Dale Rodmell argues that criticisms of voluntary approaches to conservation in the marine environment are missing the point. A bigger more important issue is at stake.
Critics tend to dismiss voluntary approaches to marine conservation as a pale imitation of what is actually required to protect sensitive habitats and species. Poor compliance and mixed levels of uptake of voluntary measures are two of the most serious criticisms levelled.
However, in the last few years voluntary approaches to conservation and fisheries management have had their supporters, not least because during an era of budget cuts and fiscal constraint, they been seen as a way of cutting red tape and the costs to business, and government.
Beyond the Binary

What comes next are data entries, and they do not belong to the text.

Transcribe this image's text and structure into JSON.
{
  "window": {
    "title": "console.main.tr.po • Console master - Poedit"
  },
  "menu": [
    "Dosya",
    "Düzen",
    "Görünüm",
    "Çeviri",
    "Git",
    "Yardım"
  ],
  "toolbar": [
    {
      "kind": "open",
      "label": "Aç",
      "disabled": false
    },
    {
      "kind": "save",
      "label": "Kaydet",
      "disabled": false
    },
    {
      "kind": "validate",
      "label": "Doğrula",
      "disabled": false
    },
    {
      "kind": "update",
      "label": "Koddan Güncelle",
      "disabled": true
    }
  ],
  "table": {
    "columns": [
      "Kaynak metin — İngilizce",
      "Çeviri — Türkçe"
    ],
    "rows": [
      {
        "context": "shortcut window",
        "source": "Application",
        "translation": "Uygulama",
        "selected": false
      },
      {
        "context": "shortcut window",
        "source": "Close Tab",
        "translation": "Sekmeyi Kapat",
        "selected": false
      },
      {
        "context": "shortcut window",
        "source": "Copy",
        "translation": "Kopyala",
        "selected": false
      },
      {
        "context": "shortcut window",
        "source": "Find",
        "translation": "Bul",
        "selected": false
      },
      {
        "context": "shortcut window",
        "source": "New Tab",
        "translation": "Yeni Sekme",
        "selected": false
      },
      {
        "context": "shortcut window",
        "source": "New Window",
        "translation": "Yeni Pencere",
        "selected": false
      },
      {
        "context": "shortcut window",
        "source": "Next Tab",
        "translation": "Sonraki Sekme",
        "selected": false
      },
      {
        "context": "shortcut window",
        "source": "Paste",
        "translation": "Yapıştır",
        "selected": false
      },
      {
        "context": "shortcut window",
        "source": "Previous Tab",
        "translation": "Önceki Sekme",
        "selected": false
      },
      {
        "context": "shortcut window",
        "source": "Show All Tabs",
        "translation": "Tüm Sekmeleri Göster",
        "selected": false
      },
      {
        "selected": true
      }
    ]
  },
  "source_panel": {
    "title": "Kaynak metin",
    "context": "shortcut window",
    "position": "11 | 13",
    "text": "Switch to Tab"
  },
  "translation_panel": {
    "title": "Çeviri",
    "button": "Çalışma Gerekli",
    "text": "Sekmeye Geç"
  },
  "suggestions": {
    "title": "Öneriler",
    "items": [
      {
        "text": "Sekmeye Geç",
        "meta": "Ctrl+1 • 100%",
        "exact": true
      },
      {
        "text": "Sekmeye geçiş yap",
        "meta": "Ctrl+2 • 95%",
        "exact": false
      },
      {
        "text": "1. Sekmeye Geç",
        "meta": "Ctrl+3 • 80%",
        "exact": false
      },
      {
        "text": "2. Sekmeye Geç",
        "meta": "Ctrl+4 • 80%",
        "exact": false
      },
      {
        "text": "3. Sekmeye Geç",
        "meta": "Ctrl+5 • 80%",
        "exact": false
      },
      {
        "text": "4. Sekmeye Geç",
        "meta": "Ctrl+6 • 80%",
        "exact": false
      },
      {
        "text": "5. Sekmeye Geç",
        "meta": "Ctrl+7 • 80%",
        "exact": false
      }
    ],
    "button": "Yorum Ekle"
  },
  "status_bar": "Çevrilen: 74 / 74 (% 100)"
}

I believe that it is unfortunate that the debate for and against voluntary measures has been posed in these stark polar opposite terms because something important is lost in the heat and froth of the argument. This is that the evidence from around the world strongly suggests that irrespective of whether measures are legal requirements or based on voluntary agreements, the success of any measure is closely linked to the views and interests of those who are affected by them. In the jargon this is buy-in.
At its best a voluntary approach represents something more important than just a code of behaviour without legal sanction. It signifies that those subject to management have had the opportunity to come forward and be part of the solution to a marine management or conservation issue. By definition, involvement means some level of buy-in has been achieved to the objectives of management.
Contrast this with an approach applied through only a top-down process that may simply ban an activity, or dictate how it should be carried out. Experience suggests that top-down approaches will almost invariably generate unintended consequences, due either to poor design or a fundamental rejection of the intent of the rules by those who are subject to them. To function such an approach generally has to be underpinned by costly “police state” style surveillance. That can’t be desirable or efficient.
In contrast, where there is buy-in to management, meaning willing participation in the design and ongoing implementation of the voluntary measures, then there is likely to be a high level of compliance and some level of self-policing of that activity. That is not to argue that government should always refrain from adopting legal management mechanisms over volunteerism – in fact there are those occasions when those who choose to adopt a voluntary code of behaviour may feel their efforts are protected by having a system of legal sanctions in place against transgressions by a minority which may undermine their actions or put them at a disadvantage. But critically, the balance between legal measures and a voluntary approach will depend on the specific circumstances in which a voluntary approach is being applied. What it does demonstrate, though, is that management has been achieved through a truly bottom-up dynamic that is invariably more successful than legislation alone at the implementation stage.
A great example of this is the inshore potting agreement area in Start Bay, south Devon. This started out as a means to manage gear conflict between static and towed gears through a gentleman’s agreement that defined areas and seasons when fishing is reserved for static gear operators. This arrangement was later legally codified by Devon Sea Fisheries Committee (now DSIFCA). The form of management was recognised for providing conservation benefit to the benthic ecology of the area and was subsequently selected as a Marine Conservation Zone (MCZ), and the management regime is now being given consideration towards formally meeting the conservation objectives of the site.
Spurdog, Cod Recovery and Lobster V-notching
In a previous blog, I reported on an alternative approach to the conservation of spurdog by enabling voluntary avoidance of the species through a system of fishing fleet communication and incentivised through a reintroduction of a by-catch allowance consistent with continued recovery of the stock. This follows on the back of similar avoidance approaches such as the catch quota arrangement which is still helping to rebuild the cod stock in the North Sea. The pilot has now received approval from the European Council and has been getting underway managed by the Cornish Fish Producers Organisation with the support of Cefas.
Yet another example is the largely unrecognised behaviour of many lobster fishermen who undertake voluntary v-notching of the tails of lobsters which contributes to the conservation of the stock. This behaviour is supported by a legal instrument banning v-notched lobsters from being landed.
All of these examples point to an important role for government to provide an enabling framework that incentivises and gives the latitude to marine users to come up with, or at least inform, the choice of management arrangements themselves, and where necessary underpin this with a legal back up to enable voluntary behaviour to prevail as the norm. As such, the voluntary approach is an expression of a fruitful dynamic between regulators and the regulated that can represent some of the best examples of conservation that are also economically sustainable and socially just. It shouldn’t be shunned as being second rate.